"After reading Breege Connolly's comments, Jessie Barr's comments and Claire Mooney's comments," she explained, three athletes whose sporting experience had scarcely been touched by inequality.
"Breege Connolly made a very stark comment about the fact that she has never experienced sexism in athletics. I'd nearly send my future children to athletics if I thought that they would avoid the sexism that I've experienced.
"How have athletics managed to be so forward thinking for so long and yet team sports haven't seemed to catch up?"
Connolly, who competed for Ireland in the marathon event at the 2016 Olympic Games in Rio, explained in conversation with OTB Sports why her experience had been largely positive.
"Sexism hasn't been a part of my life in sport which is great to be able to say," she said. "Along with my own drive, the reason I reached the Olympics is down to men. I couldn't have done it without a couple of men who backed me."
You can read the full "Beyond Women in Sport | 13 Irish athletes in their own words" here.
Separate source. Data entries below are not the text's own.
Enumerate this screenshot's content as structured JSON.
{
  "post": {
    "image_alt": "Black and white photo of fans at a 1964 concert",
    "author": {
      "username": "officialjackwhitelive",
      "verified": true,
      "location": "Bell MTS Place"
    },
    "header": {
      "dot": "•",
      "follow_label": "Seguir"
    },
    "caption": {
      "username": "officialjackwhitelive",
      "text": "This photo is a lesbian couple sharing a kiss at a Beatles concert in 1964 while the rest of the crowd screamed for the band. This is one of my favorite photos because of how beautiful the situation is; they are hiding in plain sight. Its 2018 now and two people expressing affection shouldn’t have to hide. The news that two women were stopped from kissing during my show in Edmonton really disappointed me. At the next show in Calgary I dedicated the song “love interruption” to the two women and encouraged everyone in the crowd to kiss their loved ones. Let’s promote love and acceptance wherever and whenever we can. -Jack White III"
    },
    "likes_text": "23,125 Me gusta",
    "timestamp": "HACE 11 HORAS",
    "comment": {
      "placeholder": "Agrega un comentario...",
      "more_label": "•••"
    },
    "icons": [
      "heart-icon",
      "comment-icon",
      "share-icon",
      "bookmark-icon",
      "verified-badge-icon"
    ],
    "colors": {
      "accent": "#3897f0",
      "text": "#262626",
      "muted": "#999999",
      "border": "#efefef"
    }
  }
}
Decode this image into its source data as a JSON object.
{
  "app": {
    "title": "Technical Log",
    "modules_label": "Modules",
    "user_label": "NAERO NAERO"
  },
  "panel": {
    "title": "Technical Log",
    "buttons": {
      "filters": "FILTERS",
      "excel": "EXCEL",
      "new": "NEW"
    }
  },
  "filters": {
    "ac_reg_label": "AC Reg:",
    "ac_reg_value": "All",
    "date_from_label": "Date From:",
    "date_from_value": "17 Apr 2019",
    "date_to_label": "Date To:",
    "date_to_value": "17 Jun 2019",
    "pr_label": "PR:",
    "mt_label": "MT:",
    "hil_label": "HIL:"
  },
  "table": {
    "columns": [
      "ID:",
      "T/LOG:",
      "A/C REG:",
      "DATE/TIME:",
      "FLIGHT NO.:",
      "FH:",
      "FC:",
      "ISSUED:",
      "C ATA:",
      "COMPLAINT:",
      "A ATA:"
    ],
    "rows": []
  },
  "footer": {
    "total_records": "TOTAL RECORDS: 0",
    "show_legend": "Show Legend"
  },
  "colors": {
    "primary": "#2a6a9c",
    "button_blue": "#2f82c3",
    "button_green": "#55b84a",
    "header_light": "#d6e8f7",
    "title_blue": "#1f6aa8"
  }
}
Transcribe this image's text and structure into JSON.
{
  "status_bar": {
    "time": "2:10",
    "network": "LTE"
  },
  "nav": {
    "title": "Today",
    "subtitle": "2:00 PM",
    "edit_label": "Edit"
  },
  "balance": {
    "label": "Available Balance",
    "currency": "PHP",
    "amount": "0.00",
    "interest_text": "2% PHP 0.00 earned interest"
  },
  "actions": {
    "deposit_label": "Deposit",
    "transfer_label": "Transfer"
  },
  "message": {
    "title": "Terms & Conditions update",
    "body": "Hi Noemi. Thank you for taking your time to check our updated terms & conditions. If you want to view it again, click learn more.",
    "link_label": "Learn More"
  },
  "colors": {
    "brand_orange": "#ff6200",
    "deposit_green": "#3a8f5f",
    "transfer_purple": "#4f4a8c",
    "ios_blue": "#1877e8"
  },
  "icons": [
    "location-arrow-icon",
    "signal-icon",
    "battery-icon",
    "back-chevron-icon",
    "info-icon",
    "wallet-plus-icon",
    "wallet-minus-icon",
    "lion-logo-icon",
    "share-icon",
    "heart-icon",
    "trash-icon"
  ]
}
This was part one of a two-part series and the second instalment will be published on OTBSports.com this Sunday.